◆ Problem to work on ◆
Restate the data below word for word, keeping each line intact.

--- START ---

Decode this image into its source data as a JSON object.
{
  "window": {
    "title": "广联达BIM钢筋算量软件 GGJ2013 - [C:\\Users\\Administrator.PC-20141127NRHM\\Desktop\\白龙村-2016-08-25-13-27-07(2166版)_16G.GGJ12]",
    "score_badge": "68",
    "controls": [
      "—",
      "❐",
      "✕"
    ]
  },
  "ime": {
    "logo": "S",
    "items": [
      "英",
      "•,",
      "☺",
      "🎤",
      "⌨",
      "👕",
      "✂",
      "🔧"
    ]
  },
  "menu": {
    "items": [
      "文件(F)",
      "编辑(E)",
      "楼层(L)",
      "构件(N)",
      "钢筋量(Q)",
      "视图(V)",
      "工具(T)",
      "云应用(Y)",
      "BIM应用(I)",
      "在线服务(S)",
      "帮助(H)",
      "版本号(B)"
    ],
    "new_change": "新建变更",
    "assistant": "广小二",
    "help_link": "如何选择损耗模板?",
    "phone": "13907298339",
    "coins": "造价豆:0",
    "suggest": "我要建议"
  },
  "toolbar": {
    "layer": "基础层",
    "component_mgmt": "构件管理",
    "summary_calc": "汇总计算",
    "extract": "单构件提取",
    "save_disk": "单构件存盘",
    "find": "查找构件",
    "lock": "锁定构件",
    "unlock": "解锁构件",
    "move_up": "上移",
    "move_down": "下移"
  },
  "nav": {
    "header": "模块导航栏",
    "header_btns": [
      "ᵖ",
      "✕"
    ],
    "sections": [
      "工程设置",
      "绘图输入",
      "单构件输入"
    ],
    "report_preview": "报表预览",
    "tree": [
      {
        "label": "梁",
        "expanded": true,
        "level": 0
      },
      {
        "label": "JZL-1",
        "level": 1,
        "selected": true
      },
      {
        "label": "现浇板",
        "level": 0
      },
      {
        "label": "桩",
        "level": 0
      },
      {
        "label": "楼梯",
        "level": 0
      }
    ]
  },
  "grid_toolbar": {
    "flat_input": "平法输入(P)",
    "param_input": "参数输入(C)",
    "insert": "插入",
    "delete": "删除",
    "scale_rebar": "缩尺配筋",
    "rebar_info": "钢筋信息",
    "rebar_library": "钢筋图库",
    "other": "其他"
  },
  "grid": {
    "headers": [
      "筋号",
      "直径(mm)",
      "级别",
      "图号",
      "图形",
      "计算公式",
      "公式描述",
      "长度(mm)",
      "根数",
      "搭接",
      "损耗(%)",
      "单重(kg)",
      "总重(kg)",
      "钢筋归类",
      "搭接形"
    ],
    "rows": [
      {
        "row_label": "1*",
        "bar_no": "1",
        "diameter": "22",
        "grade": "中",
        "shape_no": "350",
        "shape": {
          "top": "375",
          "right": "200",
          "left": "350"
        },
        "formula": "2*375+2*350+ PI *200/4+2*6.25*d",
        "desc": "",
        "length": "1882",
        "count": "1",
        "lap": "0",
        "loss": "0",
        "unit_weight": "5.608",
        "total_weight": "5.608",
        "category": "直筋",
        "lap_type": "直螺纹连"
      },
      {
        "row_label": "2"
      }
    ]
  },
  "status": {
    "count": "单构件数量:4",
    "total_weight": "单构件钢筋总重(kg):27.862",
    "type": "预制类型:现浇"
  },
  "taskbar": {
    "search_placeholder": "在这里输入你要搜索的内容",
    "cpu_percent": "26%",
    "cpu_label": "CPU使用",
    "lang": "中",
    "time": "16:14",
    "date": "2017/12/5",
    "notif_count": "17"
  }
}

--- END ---

◆ Answer area ◆
Decode this image into its source data as a JSON object.
{
  "window": {
    "title": "广联达BIM钢筋算量软件 GGJ2013 - [C:\\Users\\Administrator.PC-20141127NRHM\\Desktop\\白龙村-2016-08-25-13-27-07(2166版)_16G.GGJ12]",
    "score_badge": "68",
    "controls": [
      "—",
      "❐",
      "✕"
    ]
  },
  "ime": {
    "logo": "S",
    "items": [
      "英",
      "•,",
      "☺",
      "🎤",
      "⌨",
      "👕",
      "✂",
      "🔧"
    ]
  },
  "menu": {
    "items": [
      "文件(F)",
      "编辑(E)",
      "楼层(L)",
      "构件(N)",
      "钢筋量(Q)",
      "视图(V)",
      "工具(T)",
      "云应用(Y)",
      "BIM应用(I)",
      "在线服务(S)",
      "帮助(H)",
      "版本号(B)"
    ],
    "new_change": "新建变更",
    "assistant": "广小二",
    "help_link": "如何选择损耗模板?",
    "phone": "13907298339",
    "coins": "造价豆:0",
    "suggest": "我要建议"
  },
  "toolbar": {
    "layer": "基础层",
    "component_mgmt": "构件管理",
    "summary_calc": "汇总计算",
    "extract": "单构件提取",
    "save_disk": "单构件存盘",
    "find": "查找构件",
    "lock": "锁定构件",
    "unlock": "解锁构件",
    "move_up": "上移",
    "move_down": "下移"
  },
  "nav": {
    "header": "模块导航栏",
    "header_btns": [
      "ᵖ",
      "✕"
    ],
    "sections": [
      "工程设置",
      "绘图输入",
      "单构件输入"
    ],
    "report_preview": "报表预览",
    "tree": [
      {
        "label": "梁",
        "expanded": true,
        "level": 0
      },
      {
        "label": "JZL-1",
        "level": 1,
        "selected": true
      },
      {
        "label": "现浇板",
        "level": 0
      },
      {
        "label": "桩",
        "level": 0
      },
      {
        "label": "楼梯",
        "level": 0
      }
    ]
  },
  "grid_toolbar": {
    "flat_input": "平法输入(P)",
    "param_input": "参数输入(C)",
    "insert": "插入",
    "delete": "删除",
    "scale_rebar": "缩尺配筋",
    "rebar_info": "钢筋信息",
    "rebar_library": "钢筋图库",
    "other": "其他"
  },
  "grid": {
    "headers": [
      "筋号",
      "直径(mm)",
      "级别",
      "图号",
      "图形",
      "计算公式",
      "公式描述",
      "长度(mm)",
      "根数",
      "搭接",
      "损耗(%)",
      "单重(kg)",
      "总重(kg)",
      "钢筋归类",
      "搭接形"
    ],
    "rows": [
      {
        "row_label": "1*",
        "bar_no": "1",
        "diameter": "22",
        "grade": "中",
        "shape_no": "350",
        "shape": {
          "top": "375",
          "right": "200",
          "left": "350"
        },
        "formula": "2*375+2*350+ PI *200/4+2*6.25*d",
        "desc": "",
        "length": "1882",
        "count": "1",
        "lap": "0",
        "loss": "0",
        "unit_weight": "5.608",
        "total_weight": "5.608",
        "category": "直筋",
        "lap_type": "直螺纹连"
      },
      {
        "row_label": "2"
      }
    ]
  },
  "status": {
    "count": "单构件数量:4",
    "total_weight": "单构件钢筋总重(kg):27.862",
    "type": "预制类型:现浇"
  },
  "taskbar": {
    "search_placeholder": "在这里输入你要搜索的内容",
    "cpu_percent": "26%",
    "cpu_label": "CPU使用",
    "lang": "中",
    "time": "16:14",
    "date": "2017/12/5",
    "notif_count": "17"
  }
}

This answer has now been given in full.